▶ [PROBLEM]:
From the first entry to the last, repeat them all exactly.

_ _ _ _ _

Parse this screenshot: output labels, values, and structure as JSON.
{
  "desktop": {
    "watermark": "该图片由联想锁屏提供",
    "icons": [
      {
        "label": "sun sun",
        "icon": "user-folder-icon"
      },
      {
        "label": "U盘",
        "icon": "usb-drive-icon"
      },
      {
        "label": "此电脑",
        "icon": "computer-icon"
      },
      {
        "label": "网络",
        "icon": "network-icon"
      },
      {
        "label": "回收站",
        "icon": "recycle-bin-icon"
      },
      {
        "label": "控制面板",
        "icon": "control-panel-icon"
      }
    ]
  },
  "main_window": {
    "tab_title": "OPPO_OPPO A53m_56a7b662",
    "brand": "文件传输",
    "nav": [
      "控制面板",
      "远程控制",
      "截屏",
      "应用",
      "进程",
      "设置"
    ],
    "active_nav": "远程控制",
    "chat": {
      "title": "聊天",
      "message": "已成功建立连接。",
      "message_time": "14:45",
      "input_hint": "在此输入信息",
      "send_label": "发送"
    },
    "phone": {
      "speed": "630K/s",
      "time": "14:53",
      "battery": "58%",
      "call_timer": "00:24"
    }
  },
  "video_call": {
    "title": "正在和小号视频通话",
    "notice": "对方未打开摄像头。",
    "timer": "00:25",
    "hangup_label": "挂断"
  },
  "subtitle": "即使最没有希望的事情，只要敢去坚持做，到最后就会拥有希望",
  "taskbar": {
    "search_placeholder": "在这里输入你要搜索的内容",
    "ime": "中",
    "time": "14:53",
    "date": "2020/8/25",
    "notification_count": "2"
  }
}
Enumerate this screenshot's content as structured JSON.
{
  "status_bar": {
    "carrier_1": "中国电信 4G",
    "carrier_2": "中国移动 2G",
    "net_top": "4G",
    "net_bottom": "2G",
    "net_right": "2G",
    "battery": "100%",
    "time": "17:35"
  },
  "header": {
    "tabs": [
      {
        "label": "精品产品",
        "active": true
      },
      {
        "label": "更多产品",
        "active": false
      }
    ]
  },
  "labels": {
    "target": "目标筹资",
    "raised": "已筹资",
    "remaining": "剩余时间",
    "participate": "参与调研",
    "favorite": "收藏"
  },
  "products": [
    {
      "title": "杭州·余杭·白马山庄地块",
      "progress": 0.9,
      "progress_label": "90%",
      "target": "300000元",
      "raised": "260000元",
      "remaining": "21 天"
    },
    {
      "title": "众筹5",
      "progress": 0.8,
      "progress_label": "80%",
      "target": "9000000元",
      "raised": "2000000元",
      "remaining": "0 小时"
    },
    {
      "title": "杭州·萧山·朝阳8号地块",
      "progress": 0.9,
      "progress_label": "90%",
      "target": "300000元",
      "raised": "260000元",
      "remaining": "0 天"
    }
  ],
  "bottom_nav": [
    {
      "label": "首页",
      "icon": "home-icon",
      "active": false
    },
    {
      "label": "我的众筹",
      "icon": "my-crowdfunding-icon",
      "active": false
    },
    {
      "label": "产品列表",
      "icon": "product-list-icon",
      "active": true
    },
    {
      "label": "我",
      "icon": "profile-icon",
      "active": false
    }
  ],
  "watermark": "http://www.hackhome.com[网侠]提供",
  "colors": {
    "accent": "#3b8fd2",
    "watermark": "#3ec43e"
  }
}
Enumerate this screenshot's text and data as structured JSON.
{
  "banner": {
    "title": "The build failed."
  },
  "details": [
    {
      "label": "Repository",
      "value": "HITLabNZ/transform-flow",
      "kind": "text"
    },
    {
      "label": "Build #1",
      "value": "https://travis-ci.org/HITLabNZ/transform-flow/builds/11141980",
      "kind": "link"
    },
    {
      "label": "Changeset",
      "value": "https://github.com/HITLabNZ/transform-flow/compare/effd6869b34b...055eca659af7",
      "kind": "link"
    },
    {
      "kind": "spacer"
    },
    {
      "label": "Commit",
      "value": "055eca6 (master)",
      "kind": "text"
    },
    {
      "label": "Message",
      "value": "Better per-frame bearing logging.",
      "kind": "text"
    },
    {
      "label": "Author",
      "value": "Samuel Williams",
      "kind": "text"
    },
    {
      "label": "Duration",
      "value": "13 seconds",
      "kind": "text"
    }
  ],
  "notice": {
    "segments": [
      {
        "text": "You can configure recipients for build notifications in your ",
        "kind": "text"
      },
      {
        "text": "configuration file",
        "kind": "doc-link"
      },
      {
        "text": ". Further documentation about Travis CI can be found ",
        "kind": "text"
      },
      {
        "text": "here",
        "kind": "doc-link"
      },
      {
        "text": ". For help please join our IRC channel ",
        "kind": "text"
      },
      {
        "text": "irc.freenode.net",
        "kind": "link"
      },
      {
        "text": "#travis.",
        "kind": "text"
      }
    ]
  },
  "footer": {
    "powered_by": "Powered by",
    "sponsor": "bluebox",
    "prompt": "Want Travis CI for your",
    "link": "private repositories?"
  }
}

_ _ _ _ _

▶ [RESULT OF THE TASK]:
Parse this screenshot: output labels, values, and structure as JSON.
{
  "desktop": {
    "watermark": "该图片由联想锁屏提供",
    "icons": [
      {
        "label": "sun sun",
        "icon": "user-folder-icon"
      },
      {
        "label": "U盘",
        "icon": "usb-drive-icon"
      },
      {
        "label": "此电脑",
        "icon": "computer-icon"
      },
      {
        "label": "网络",
        "icon": "network-icon"
      },
      {
        "label": "回收站",
        "icon": "recycle-bin-icon"
      },
      {
        "label": "控制面板",
        "icon": "control-panel-icon"
      }
    ]
  },
  "main_window": {
    "tab_title": "OPPO_OPPO A53m_56a7b662",
    "brand": "文件传输",
    "nav": [
      "控制面板",
      "远程控制",
      "截屏",
      "应用",
      "进程",
      "设置"
    ],
    "active_nav": "远程控制",
    "chat": {
      "title": "聊天",
      "message": "已成功建立连接。",
      "message_time": "14:45",
      "input_hint": "在此输入信息",
      "send_label": "发送"
    },
    "phone": {
      "speed": "630K/s",
      "time": "14:53",
      "battery": "58%",
      "call_timer": "00:24"
    }
  },
  "video_call": {
    "title": "正在和小号视频通话",
    "notice": "对方未打开摄像头。",
    "timer": "00:25",
    "hangup_label": "挂断"
  },
  "subtitle": "即使最没有希望的事情，只要敢去坚持做，到最后就会拥有希望",
  "taskbar": {
    "search_placeholder": "在这里输入你要搜索的内容",
    "ime": "中",
    "time": "14:53",
    "date": "2020/8/25",
    "notification_count": "2"
  }
}
Enumerate this screenshot's content as structured JSON.
{
  "status_bar": {
    "carrier_1": "中国电信 4G",
    "carrier_2": "中国移动 2G",
    "net_top": "4G",
    "net_bottom": "2G",
    "net_right": "2G",
    "battery": "100%",
    "time": "17:35"
  },
  "header": {
    "tabs": [
      {
        "label": "精品产品",
        "active": true
      },
      {
        "label": "更多产品",
        "active": false
      }
    ]
  },
  "labels": {
    "target": "目标筹资",
    "raised": "已筹资",
    "remaining": "剩余时间",
    "participate": "参与调研",
    "favorite": "收藏"
  },
  "products": [
    {
      "title": "杭州·余杭·白马山庄地块",
      "progress": 0.9,
      "progress_label": "90%",
      "target": "300000元",
      "raised": "260000元",
      "remaining": "21 天"
    },
    {
      "title": "众筹5",
      "progress": 0.8,
      "progress_label": "80%",
      "target": "9000000元",
      "raised": "2000000元",
      "remaining": "0 小时"
    },
    {
      "title": "杭州·萧山·朝阳8号地块",
      "progress": 0.9,
      "progress_label": "90%",
      "target": "300000元",
      "raised": "260000元",
      "remaining": "0 天"
    }
  ],
  "bottom_nav": [
    {
      "label": "首页",
      "icon": "home-icon",
      "active": false
    },
    {
      "label": "我的众筹",
      "icon": "my-crowdfunding-icon",
      "active": false
    },
    {
      "label": "产品列表",
      "icon": "product-list-icon",
      "active": true
    },
    {
      "label": "我",
      "icon": "profile-icon",
      "active": false
    }
  ],
  "watermark": "http://www.hackhome.com[网侠]提供",
  "colors": {
    "accent": "#3b8fd2",
    "watermark": "#3ec43e"
  }
}
Enumerate this screenshot's text and data as structured JSON.
{
  "banner": {
    "title": "The build failed."
  },
  "details": [
    {
      "label": "Repository",
      "value": "HITLabNZ/transform-flow",
      "kind": "text"
    },
    {
      "label": "Build #1",
      "value": "https://travis-ci.org/HITLabNZ/transform-flow/builds/11141980",
      "kind": "link"
    },
    {
      "label": "Changeset",
      "value": "https://github.com/HITLabNZ/transform-flow/compare/effd6869b34b...055eca659af7",
      "kind": "link"
    },
    {
      "kind": "spacer"
    },
    {
      "label": "Commit",
      "value": "055eca6 (master)",
      "kind": "text"
    },
    {
      "label": "Message",
      "value": "Better per-frame bearing logging.",
      "kind": "text"
    },
    {
      "label": "Author",
      "value": "Samuel Williams",
      "kind": "text"
    },
    {
      "label": "Duration",
      "value": "13 seconds",
      "kind": "text"
    }
  ],
  "notice": {
    "segments": [
      {
        "text": "You can configure recipients for build notifications in your ",
        "kind": "text"
      },
      {
        "text": "configuration file",
        "kind": "doc-link"
      },
      {
        "text": ". Further documentation about Travis CI can be found ",
        "kind": "text"
      },
      {
        "text": "here",
        "kind": "doc-link"
      },
      {
        "text": ". For help please join our IRC channel ",
        "kind": "text"
      },
      {
        "text": "irc.freenode.net",
        "kind": "link"
      },
      {
        "text": "#travis.",
        "kind": "text"
      }
    ]
  },
  "footer": {
    "powered_by": "Powered by",
    "sponsor": "bluebox",
    "prompt": "Want Travis CI for your",
    "link": "private repositories?"
  }
}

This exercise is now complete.